Markets, Economy

Weekly Kickstart (05/09/2016-05/13/2016)

5/9/16 8:00 AM

iStock_000000499785_Small-1Stocks headed lower last week, with the S&P 500 losing 0.40 percent. This was a disappointing start to the new month which left the benchmark index up only 0.65 percent 2016-to-date and 3.46 percent below the all-time high hit roughly a year ago. For some traders, last week’s selloff was simply the beginning of the proverbial practice of “sell in May and go away,” where it is believed that holding stocks from November through April, and then switching to cash from May through October, provides investors with higher returns and lower volatility (risk) than a traditional “buy-and-hold” strategy.
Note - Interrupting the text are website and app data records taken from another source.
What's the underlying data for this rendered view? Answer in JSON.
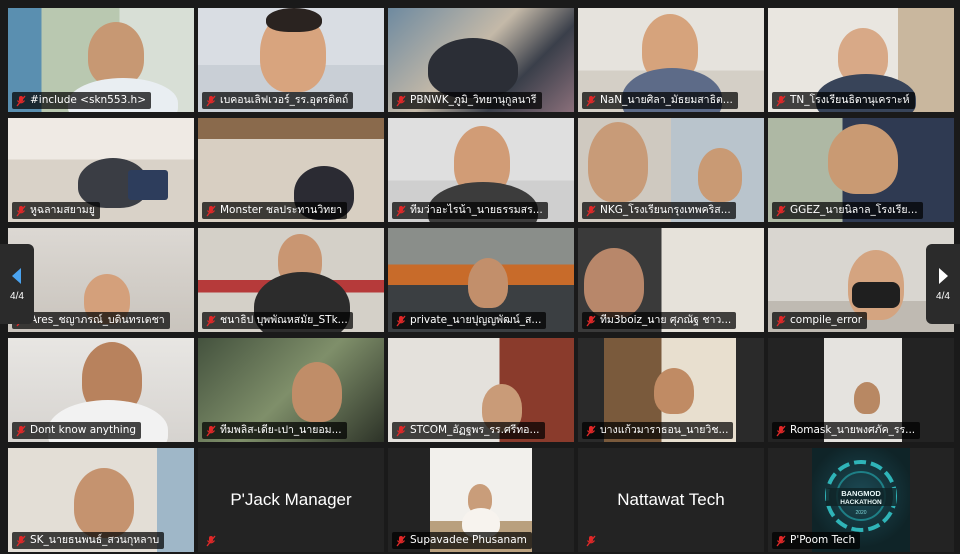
{
  "pager": {
    "left_label": "4/4",
    "right_label": "4/4"
  },
  "participants": [
    "#include <skn553.h>",
    "เบคอนเลิฟเวอร์_รร.อุตรดิตถ์",
    "PBNWK_ภูมิ_วิทยานุกูลนารี",
    "NaN_นายศิลา_มัธยมสาธิต...",
    "TN_โรงเรียนธิดานุเคราะห์",
    "หูฉลามสยามยู",
    "Monster ชลประทานวิทยา",
    "ทีมว่าอะไรน้า_นายธรรมสร...",
    "NKG_โรงเรียนกรุงเทพคริส...",
    "GGEZ_นายนิลาล_โรงเรีย...",
    "Ares_ชญาภรณ์_บดินทรเดชา",
    "ชนาธิป บุพพัณหสมัย_STk...",
    "private_นายปุญญพัฒน์_ส...",
    "ทีม3boiz_นาย ศุภณัฐ ชาว...",
    "compile_error",
    "Dont know anything",
    "ทีมพลิส-เดีย-เปา_นายอม...",
    "STCOM_อัฏฐพร_รร.ศรีทอ...",
    "บางแก้วมาราธอน_นายวิช...",
    "Romask_นายพงศภัค_รร...",
    "SK_นายธนพนธ์_สวนกุหลาบ",
    "P'Jack Manager",
    "Supavadee Phusanam",
    "Nattawat Tech",
    "P'Poom Tech"
  ],
  "logo_text": "BANGMOD HACKATHON 2020",
  "colors": {
    "mute_red": "#e02828",
    "tile_bg": "#232323",
    "page_bg": "#1a1a1a"
  }
}
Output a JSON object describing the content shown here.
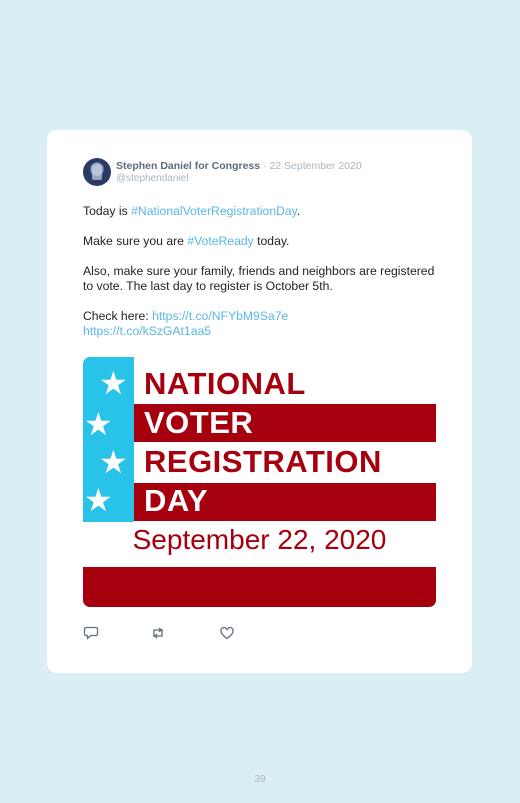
{
  "tweet": {
    "author": "Stephen Daniel for Congress",
    "separator": "·",
    "date": "22 September 2020",
    "handle": "@stephendaniel",
    "line1_prefix": "Today is ",
    "line1_hashtag": "#NationalVoterRegistrationDay",
    "line1_suffix": ".",
    "line2_prefix": "Make sure you are ",
    "line2_hashtag": "#VoteReady",
    "line2_suffix": " today.",
    "line3": "Also, make sure your family, friends and neighbors are registered to vote. The last day to register is October 5th.",
    "line4_prefix": "Check here: ",
    "link1": "https://t.co/NFYbM9Sa7e",
    "link2": "https://t.co/kSzGAt1aa5"
  },
  "banner": {
    "line1": "NATIONAL",
    "line2": "VOTER",
    "line3": "REGISTRATION",
    "line4": "DAY",
    "date": "September 22, 2020",
    "star_glyph": "★"
  },
  "actions": {
    "reply_icon": "reply-icon",
    "retweet_icon": "retweet-icon",
    "like_icon": "heart-icon"
  },
  "colors": {
    "background": "#d9eef5",
    "banner_red": "#a6000e",
    "banner_blue": "#29c2e8",
    "link": "#59b6e6"
  },
  "page_number": "39"
}
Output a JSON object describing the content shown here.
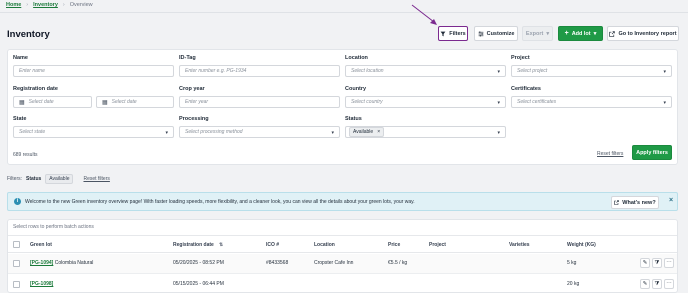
{
  "breadcrumb": {
    "home": "Home",
    "inventory": "Inventory",
    "current": "Overview",
    "sep": "›"
  },
  "page": {
    "title": "Inventory"
  },
  "toolbar": {
    "filters_label": "Filters",
    "customize_label": "Customize",
    "export_label": "Export",
    "add_lot_label": "Add lot",
    "report_label": "Go to Inventory report"
  },
  "filters": {
    "name": {
      "label": "Name",
      "placeholder": "Enter name"
    },
    "id_tag": {
      "label": "ID-Tag",
      "placeholder": "Enter number e.g. PG-1934"
    },
    "location": {
      "label": "Location",
      "placeholder": "Select location"
    },
    "project": {
      "label": "Project",
      "placeholder": "Select project"
    },
    "registration_date": {
      "label": "Registration date",
      "from_placeholder": "Select date",
      "to_placeholder": "Select date"
    },
    "crop_year": {
      "label": "Crop year",
      "placeholder": "Enter year"
    },
    "country": {
      "label": "Country",
      "placeholder": "Select country"
    },
    "certificates": {
      "label": "Certificates",
      "placeholder": "Select certificates"
    },
    "state": {
      "label": "State",
      "placeholder": "Select state"
    },
    "processing": {
      "label": "Processing",
      "placeholder": "Select processing method"
    },
    "status": {
      "label": "Status",
      "selected": "Available",
      "remove": "×"
    },
    "results": "689 results",
    "reset_label": "Reset filters",
    "apply_label": "Apply filters"
  },
  "active_filters": {
    "prefix": "Filters:",
    "status_label": "Status",
    "status_value": "Available",
    "reset_label": "Reset filters"
  },
  "banner": {
    "icon": "i",
    "text": "Welcome to the new Green inventory overview page! With faster loading speeds, more flexibility, and a cleaner look, you can view all the details about your green lots, your way.",
    "whats_new_label": "What's new?",
    "close": "×"
  },
  "table": {
    "batch_hint": "Select rows to perform batch actions",
    "columns": {
      "green_lot": "Green lot",
      "registration_date": "Registration date",
      "ico": "ICO #",
      "location": "Location",
      "price": "Price",
      "project": "Project",
      "varieties": "Varieties",
      "weight": "Weight (KG)"
    },
    "rows": [
      {
        "lot_id": "[PG-1094]",
        "lot_name": "Colombia Natural",
        "registration_date": "05/20/2025 - 08:52 PM",
        "ico": "#8433568",
        "location": "Cropster Cafe Inn",
        "price": "€5.5 / kg",
        "project": "",
        "varieties": "",
        "weight": "5 kg"
      },
      {
        "lot_id": "[PG-1098]",
        "lot_name": "",
        "registration_date": "05/15/2025 - 06:44 PM",
        "ico": "",
        "location": "",
        "price": "",
        "project": "",
        "varieties": "",
        "weight": "20 kg"
      }
    ]
  },
  "colors": {
    "accent_green": "#1f9a46",
    "highlight_purple": "#7b2a8f",
    "banner_bg": "#e0f1f6"
  }
}
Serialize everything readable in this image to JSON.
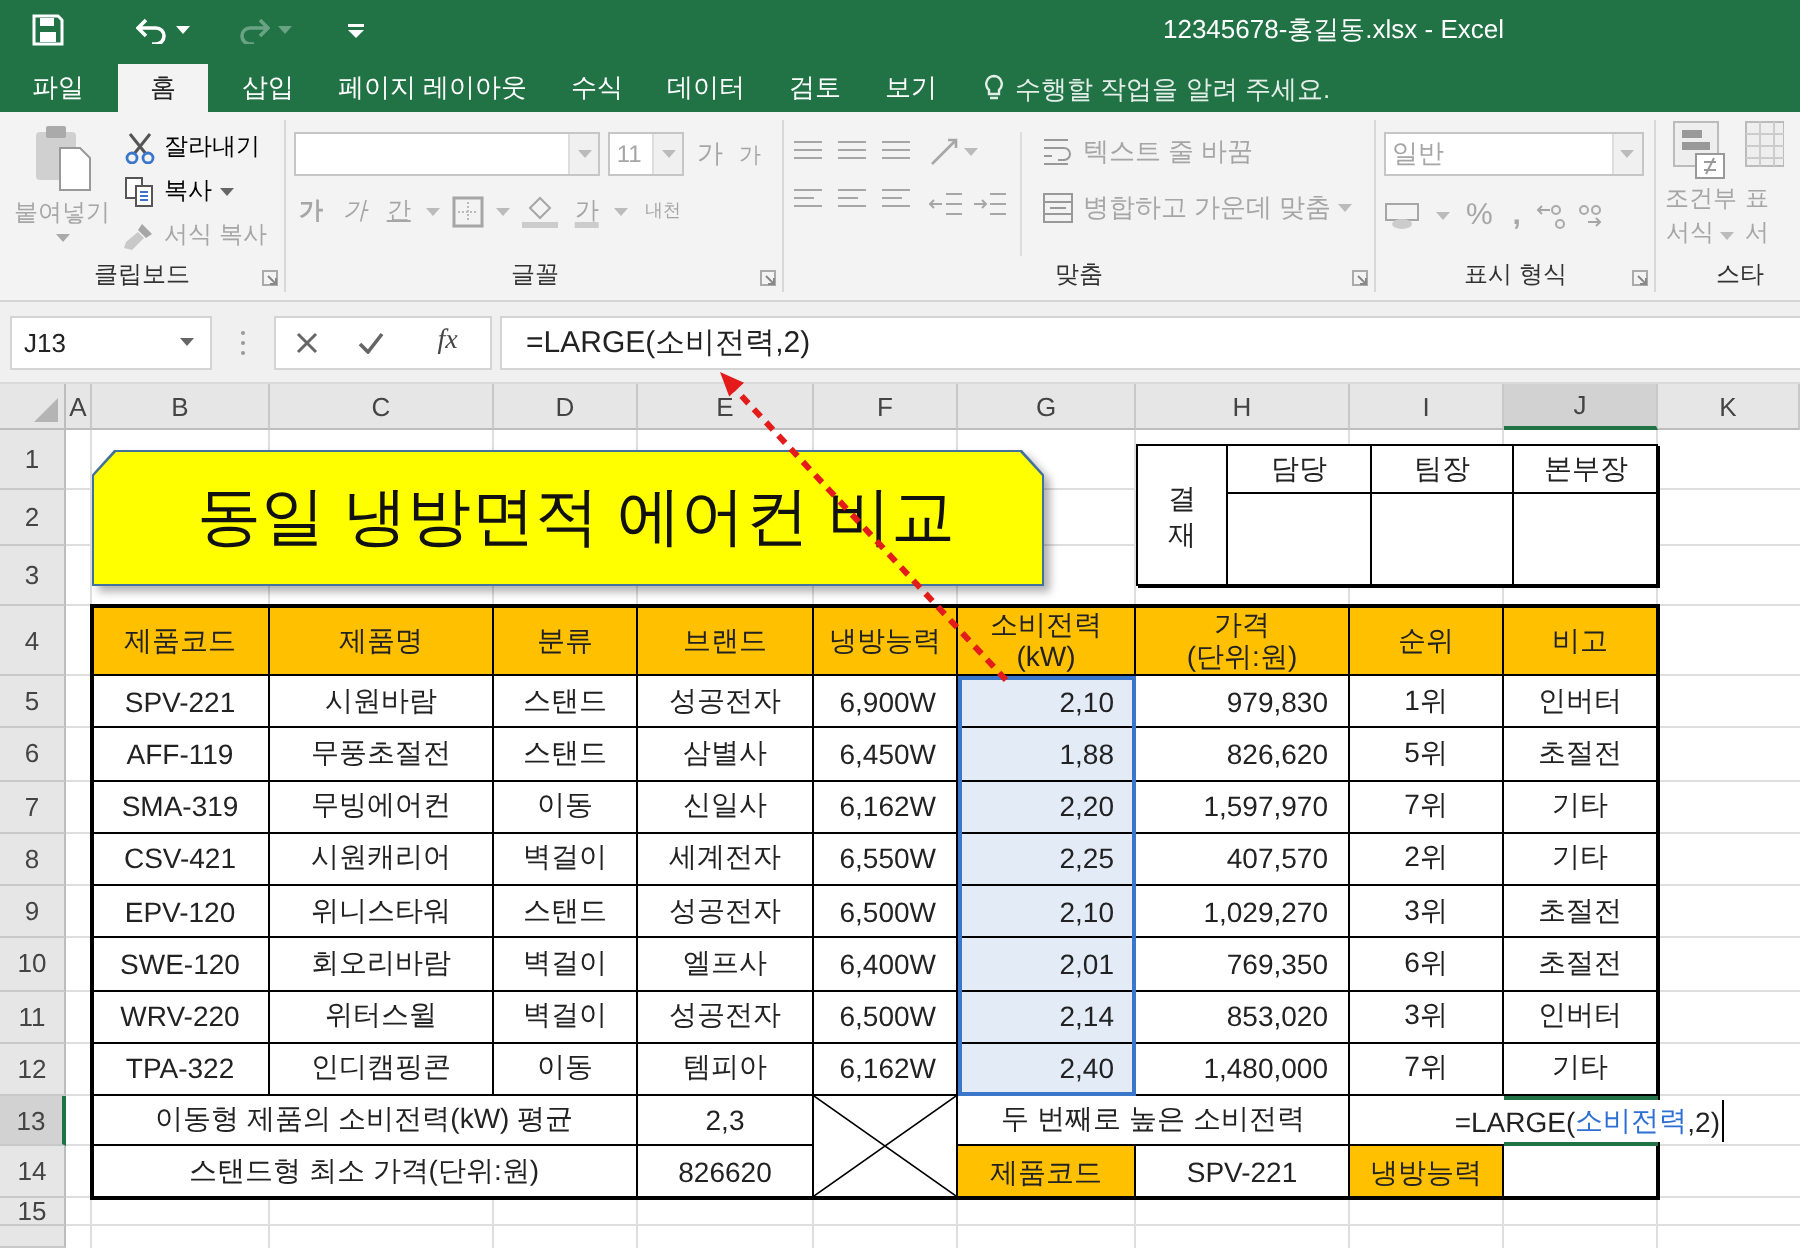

It is not surprising that this seasonal trading behavior occurs because going back to 1928, the November through April interval is the strongest 6-month period of the year in terms of performance for the S&P 500, according to Bank of America Merrill Lynch. However, simply holding cash for the other half of the year may not necessarily be an optimal strategy because the May through October period was still positive for the S&P 500 63.6 percent of the time since 1928, with average and median returns of 1.96 percent and 3.18 percent, respectively. More importantly, retirement investors should really be focused on returns over longer time horizons and encouragingly, the S&P 500 has generated a positive annual return for 27 of the past 36 years. Moreover, persistent participation in the stock market, along with dollar-cost averaging, can help investors turn large drawdowns into opportunities and in turn better prepare them for a financially secure retirement. As always, we are here to help with any questions you may have.


To recap what we learned about the economy last week, the positives included that the U.S. trade deficit narrowed, consumer borrowing surged, motor vehicle sales jumped, small business job creation firmed, labor market confidence improved, factory orders growth lifted, activity in the services sector continued to rebound, and workers’ average hourly earnings increased. As for the negatives, mortgage and refinance applications declined, construction spending cooled, activity in the manufacturing sector expanded at a slower rate, U.S. productivity growth in the first quarter remained sluggish, consumer sentiment softened, corporate layoff announcements spiked, the number of Americans making first-time claims for unemployment benefits climbed to a 5-week high, and overall payroll growth in this country moderated. This week the pace of economic data slows down considerably but there are still several important reports on retail sales, consumers, and employment scheduled to be released, along with the latest reading on small business owner sentiment from the National Federation of Independent Business (NFIB) due out tomorrow morning.


What To Watch:









Sources: Econoday, Bloomberg, Twitter, BofAML, WSJ, FRBG, FactSet, et al

Post author: Charles Couch